# ASSIGNED TASK
Nothing but the pictures may be left out. Restate the rest of the entries word for word.

---*---

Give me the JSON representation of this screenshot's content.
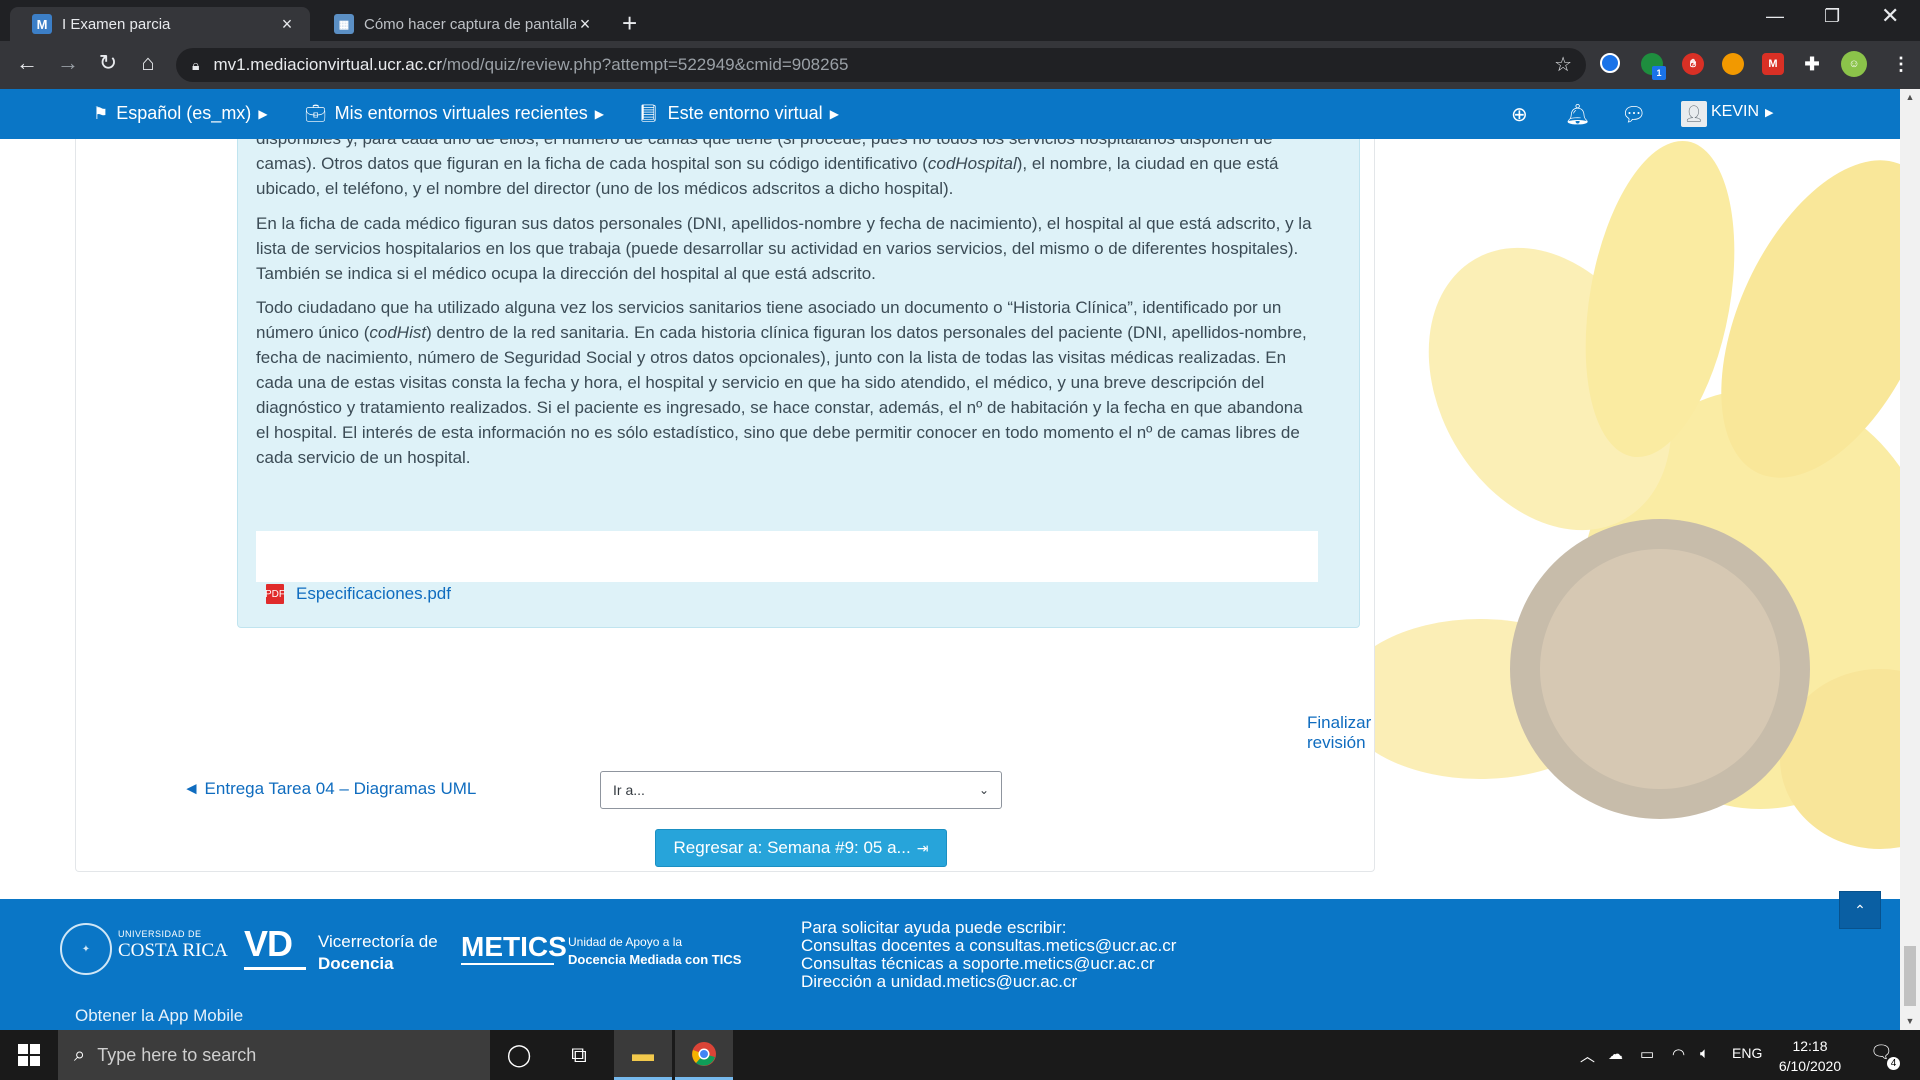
{
  "browser": {
    "tabs": [
      {
        "title": "I Examen parcia",
        "icon": "moodle-m-icon",
        "active": true
      },
      {
        "title": "Cómo hacer captura de pantalla",
        "icon": "page-image-icon",
        "active": false
      }
    ],
    "url_main": "mv1.mediacionvirtual.ucr.ac.cr",
    "url_path": "/mod/quiz/review.php?attempt=522949&cmid=908265",
    "new_tab_glyph": "+",
    "extensions": [
      "puzzle-icon",
      "profile-avatar-icon"
    ],
    "ext_badge": "1",
    "ext_m_label": "M"
  },
  "moodle_nav": {
    "language": "Español (es_mx)",
    "recent": "Mis entornos virtuales recientes",
    "this_course": "Este entorno virtual",
    "user": "KEVIN"
  },
  "question": {
    "partial_top": "disponibles y, para cada uno de ellos, el número de camas que tiene (si procede, pues no todos los servicios hospitalarios disponen de",
    "p1_a": "camas). Otros datos  que figuran en la ficha de cada hospital son su código identificativo (",
    "p1_em": "codHospital",
    "p1_b": "), el nombre, la ciudad en que está ubicado, el teléfono, y el nombre del director (uno de los médicos adscritos a dicho hospital).",
    "p2": "En la ficha de cada médico figuran sus datos personales (DNI, apellidos-nombre y fecha de nacimiento), el hospital al que está adscrito, y la lista de servicios hospitalarios en los que trabaja (puede desarrollar su actividad en varios servicios, del mismo o de diferentes hospitales). También se indica si el médico ocupa la dirección del hospital al que está adscrito.",
    "p3_a": "Todo ciudadano que ha utilizado alguna vez los servicios sanitarios tiene asociado un documento o “Historia Clínica”, identificado por un número único (",
    "p3_em": "codHist",
    "p3_b": ") dentro de la red sanitaria. En cada historia clínica figuran los datos personales del paciente (DNI, apellidos-nombre, fecha de nacimiento, número de Seguridad Social y otros datos opcionales), junto con la lista de todas las visitas médicas realizadas. En cada una de estas visitas consta la fecha y hora, el hospital y servicio en que ha sido atendido, el médico, y una breve descripción del diagnóstico y tratamiento realizados. Si el paciente es ingresado, se hace constar, además, el nº de habitación y la fecha en que abandona el hospital. El interés de esta información no es sólo estadístico, sino que debe permitir conocer en todo momento el nº de camas libres de cada servicio de un hospital.",
    "attachment": "Especificaciones.pdf",
    "attachment_icon_label": "PDF"
  },
  "navigation": {
    "finish_review": "Finalizar revisión",
    "prev_activity": "◄ Entrega Tarea 04 – Diagramas UML",
    "jump_placeholder": "Ir a...",
    "back_button": "Regresar a: Semana #9: 05 a..."
  },
  "footer": {
    "ucr_line1": "UNIVERSIDAD DE",
    "ucr_line2": "COSTA RICA",
    "vd": "VD",
    "vice_line1": "Vicerrectoría de",
    "vice_line2": "Docencia",
    "metics": "METICS",
    "unidad_line1": "Unidad de Apoyo a la",
    "unidad_line2": "Docencia Mediada con TICS",
    "help_lines": [
      "Para solicitar ayuda puede escribir:",
      "Consultas docentes a consultas.metics@ucr.ac.cr",
      "Consultas técnicas a soporte.metics@ucr.ac.cr",
      "Dirección a unidad.metics@ucr.ac.cr"
    ],
    "app_mobile": "Obtener la App Mobile"
  },
  "taskbar": {
    "search_placeholder": "Type here to search",
    "lang": "ENG",
    "time": "12:18",
    "date": "6/10/2020",
    "notifications": "4"
  },
  "colors": {
    "moodle_blue": "#0a76c6",
    "question_bg": "#def2f8",
    "link": "#0f6cbf",
    "button": "#27a4da"
  }
}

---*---

# RESULT BELOW
Give me the JSON representation of this screenshot's content.
{
  "browser": {
    "tabs": [
      {
        "title": "I Examen parcia",
        "icon": "moodle-m-icon",
        "active": true
      },
      {
        "title": "Cómo hacer captura de pantalla",
        "icon": "page-image-icon",
        "active": false
      }
    ],
    "url_main": "mv1.mediacionvirtual.ucr.ac.cr",
    "url_path": "/mod/quiz/review.php?attempt=522949&cmid=908265",
    "new_tab_glyph": "+",
    "extensions": [
      "puzzle-icon",
      "profile-avatar-icon"
    ],
    "ext_badge": "1",
    "ext_m_label": "M"
  },
  "moodle_nav": {
    "language": "Español (es_mx)",
    "recent": "Mis entornos virtuales recientes",
    "this_course": "Este entorno virtual",
    "user": "KEVIN"
  },
  "question": {
    "partial_top": "disponibles y, para cada uno de ellos, el número de camas que tiene (si procede, pues no todos los servicios hospitalarios disponen de",
    "p1_a": "camas). Otros datos  que figuran en la ficha de cada hospital son su código identificativo (",
    "p1_em": "codHospital",
    "p1_b": "), el nombre, la ciudad en que está ubicado, el teléfono, y el nombre del director (uno de los médicos adscritos a dicho hospital).",
    "p2": "En la ficha de cada médico figuran sus datos personales (DNI, apellidos-nombre y fecha de nacimiento), el hospital al que está adscrito, y la lista de servicios hospitalarios en los que trabaja (puede desarrollar su actividad en varios servicios, del mismo o de diferentes hospitales). También se indica si el médico ocupa la dirección del hospital al que está adscrito.",
    "p3_a": "Todo ciudadano que ha utilizado alguna vez los servicios sanitarios tiene asociado un documento o “Historia Clínica”, identificado por un número único (",
    "p3_em": "codHist",
    "p3_b": ") dentro de la red sanitaria. En cada historia clínica figuran los datos personales del paciente (DNI, apellidos-nombre, fecha de nacimiento, número de Seguridad Social y otros datos opcionales), junto con la lista de todas las visitas médicas realizadas. En cada una de estas visitas consta la fecha y hora, el hospital y servicio en que ha sido atendido, el médico, y una breve descripción del diagnóstico y tratamiento realizados. Si el paciente es ingresado, se hace constar, además, el nº de habitación y la fecha en que abandona el hospital. El interés de esta información no es sólo estadístico, sino que debe permitir conocer en todo momento el nº de camas libres de cada servicio de un hospital.",
    "attachment": "Especificaciones.pdf",
    "attachment_icon_label": "PDF"
  },
  "navigation": {
    "finish_review": "Finalizar revisión",
    "prev_activity": "◄ Entrega Tarea 04 – Diagramas UML",
    "jump_placeholder": "Ir a...",
    "back_button": "Regresar a: Semana #9: 05 a..."
  },
  "footer": {
    "ucr_line1": "UNIVERSIDAD DE",
    "ucr_line2": "COSTA RICA",
    "vd": "VD",
    "vice_line1": "Vicerrectoría de",
    "vice_line2": "Docencia",
    "metics": "METICS",
    "unidad_line1": "Unidad de Apoyo a la",
    "unidad_line2": "Docencia Mediada con TICS",
    "help_lines": [
      "Para solicitar ayuda puede escribir:",
      "Consultas docentes a consultas.metics@ucr.ac.cr",
      "Consultas técnicas a soporte.metics@ucr.ac.cr",
      "Dirección a unidad.metics@ucr.ac.cr"
    ],
    "app_mobile": "Obtener la App Mobile"
  },
  "taskbar": {
    "search_placeholder": "Type here to search",
    "lang": "ENG",
    "time": "12:18",
    "date": "6/10/2020",
    "notifications": "4"
  },
  "colors": {
    "moodle_blue": "#0a76c6",
    "question_bg": "#def2f8",
    "link": "#0f6cbf",
    "button": "#27a4da"
  }
}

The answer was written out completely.